> pamphlet file looks like the best way to understand it well enough to
> map pamphlet ideas to asdf ideas.
Oh yes. Absolutely. A large portion of my time will be devoted to
documenting the existing Axiom system for the sole purpose of
improving my understanding.
> I know less about the mechanics of converting boot to lisp and what
> good ideas would be, although I would be curious about using existing
> work in Lisp to make life easier.
Existing libraries are always an option. Unfortunately (or
fortunately, depending on your perspective :), there is a lot of code
we must write. My main focus is on the core of Axiom. My hope is to
engineer a system which is extensible, and thus amenable to the
incorporation of well established libraries.
> Making linedit work on the targeted Lisp platforms might let us
> avoid the need for clef, for example.
Yep. The new axiom.el might fulfill that role too for a large number
> The SPAD compiler itself I would like to see at least separated out,
> although I suspect any substantial improvements to it would be a major
Yes, it is a major task. But not impossible. As I mentioned before,
I see a two stage process. A simple Boot->Lisp which yields as
byproduct documentation for both representations. Then a Lisp->Lisp
which is much more involved and requires a global view of the system
as it stands (aquired via step 1), and a global view of where we would
like it to go. For example, it would be in this latter stage that the
mechanics be implemented to support Aldor-style dependent types.
> I am very much interested in Gaby's work on the definition of the
> SPAD language and what can be done using that as a foundation.
I am too. I have spent a lot of time privately thinking about SPAD
and Aldor semantics over the past year or two and do not doubt that it
is a hard problem. Gaby's results will no doubt be of great value.
> Perhaps work like META http://www.cliki.net/meta could be used to
> advantage, although I don't know enough about this type of
> programming to properly evaluate it.
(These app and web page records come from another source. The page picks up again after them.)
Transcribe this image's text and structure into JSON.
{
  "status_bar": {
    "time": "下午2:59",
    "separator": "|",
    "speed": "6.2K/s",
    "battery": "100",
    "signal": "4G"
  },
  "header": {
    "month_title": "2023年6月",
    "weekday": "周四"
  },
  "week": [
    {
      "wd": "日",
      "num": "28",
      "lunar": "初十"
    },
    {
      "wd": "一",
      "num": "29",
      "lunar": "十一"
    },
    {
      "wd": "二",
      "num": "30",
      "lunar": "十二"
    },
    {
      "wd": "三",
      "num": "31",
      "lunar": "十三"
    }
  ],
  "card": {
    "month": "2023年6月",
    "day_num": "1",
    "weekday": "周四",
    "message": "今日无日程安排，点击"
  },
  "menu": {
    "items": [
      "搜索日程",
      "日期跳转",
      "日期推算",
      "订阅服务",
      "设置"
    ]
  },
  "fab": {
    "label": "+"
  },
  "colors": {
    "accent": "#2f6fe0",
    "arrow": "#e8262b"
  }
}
I am partial to hand written parsers myself, but am not in a position
to evaluate META.
> Anyway, this is a direction I at least find interesting.
I am glad to hear this!